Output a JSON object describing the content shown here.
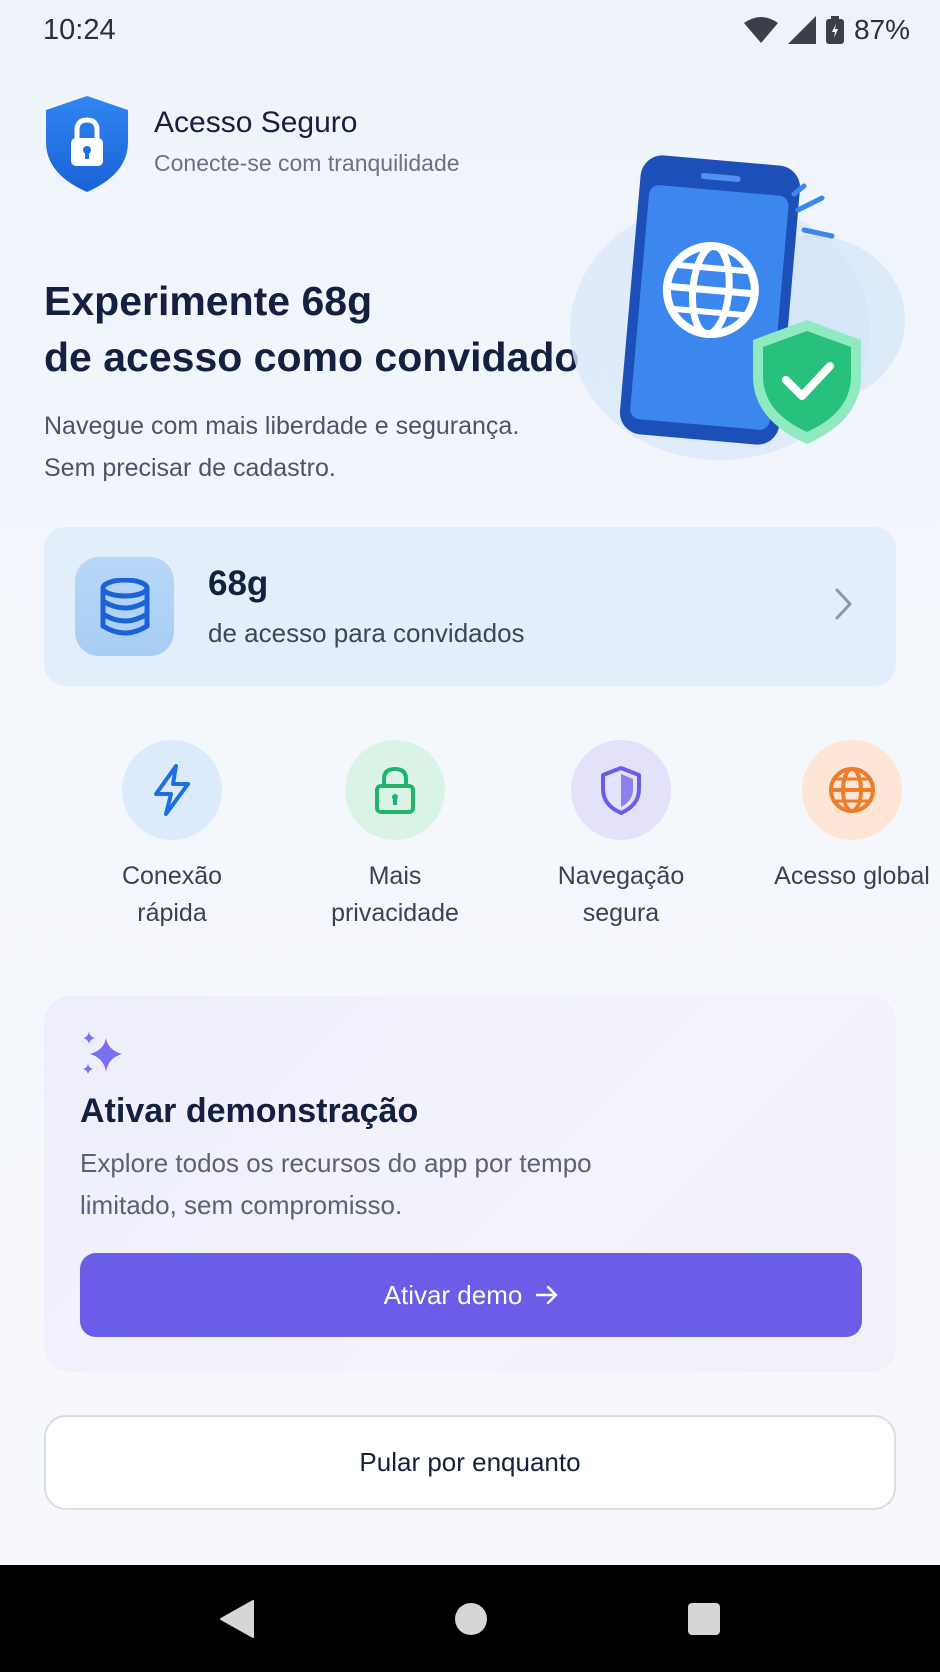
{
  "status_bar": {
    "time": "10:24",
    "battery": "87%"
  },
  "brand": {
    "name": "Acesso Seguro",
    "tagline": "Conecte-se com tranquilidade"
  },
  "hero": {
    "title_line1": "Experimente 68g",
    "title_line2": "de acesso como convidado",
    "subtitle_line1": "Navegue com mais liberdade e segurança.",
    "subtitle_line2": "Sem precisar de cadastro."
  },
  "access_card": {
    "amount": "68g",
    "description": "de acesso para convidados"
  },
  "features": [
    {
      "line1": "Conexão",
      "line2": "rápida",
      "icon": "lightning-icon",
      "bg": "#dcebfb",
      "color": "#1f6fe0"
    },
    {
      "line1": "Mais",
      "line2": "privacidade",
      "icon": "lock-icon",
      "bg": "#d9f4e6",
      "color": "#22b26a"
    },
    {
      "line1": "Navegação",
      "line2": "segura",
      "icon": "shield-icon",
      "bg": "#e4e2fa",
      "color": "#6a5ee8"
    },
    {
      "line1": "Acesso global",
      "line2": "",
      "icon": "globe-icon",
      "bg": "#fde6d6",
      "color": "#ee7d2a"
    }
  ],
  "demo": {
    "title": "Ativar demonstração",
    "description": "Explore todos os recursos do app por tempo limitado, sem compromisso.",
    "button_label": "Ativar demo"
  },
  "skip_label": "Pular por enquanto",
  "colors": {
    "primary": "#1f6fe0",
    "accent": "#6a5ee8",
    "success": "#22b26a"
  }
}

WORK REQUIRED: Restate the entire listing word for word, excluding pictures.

TASK RESULT:
Output a JSON object describing the content shown here.
{
  "status_bar": {
    "time": "10:24",
    "battery": "87%"
  },
  "brand": {
    "name": "Acesso Seguro",
    "tagline": "Conecte-se com tranquilidade"
  },
  "hero": {
    "title_line1": "Experimente 68g",
    "title_line2": "de acesso como convidado",
    "subtitle_line1": "Navegue com mais liberdade e segurança.",
    "subtitle_line2": "Sem precisar de cadastro."
  },
  "access_card": {
    "amount": "68g",
    "description": "de acesso para convidados"
  },
  "features": [
    {
      "line1": "Conexão",
      "line2": "rápida",
      "icon": "lightning-icon",
      "bg": "#dcebfb",
      "color": "#1f6fe0"
    },
    {
      "line1": "Mais",
      "line2": "privacidade",
      "icon": "lock-icon",
      "bg": "#d9f4e6",
      "color": "#22b26a"
    },
    {
      "line1": "Navegação",
      "line2": "segura",
      "icon": "shield-icon",
      "bg": "#e4e2fa",
      "color": "#6a5ee8"
    },
    {
      "line1": "Acesso global",
      "line2": "",
      "icon": "globe-icon",
      "bg": "#fde6d6",
      "color": "#ee7d2a"
    }
  ],
  "demo": {
    "title": "Ativar demonstração",
    "description": "Explore todos os recursos do app por tempo limitado, sem compromisso.",
    "button_label": "Ativar demo"
  },
  "skip_label": "Pular por enquanto",
  "colors": {
    "primary": "#1f6fe0",
    "accent": "#6a5ee8",
    "success": "#22b26a"
  }
}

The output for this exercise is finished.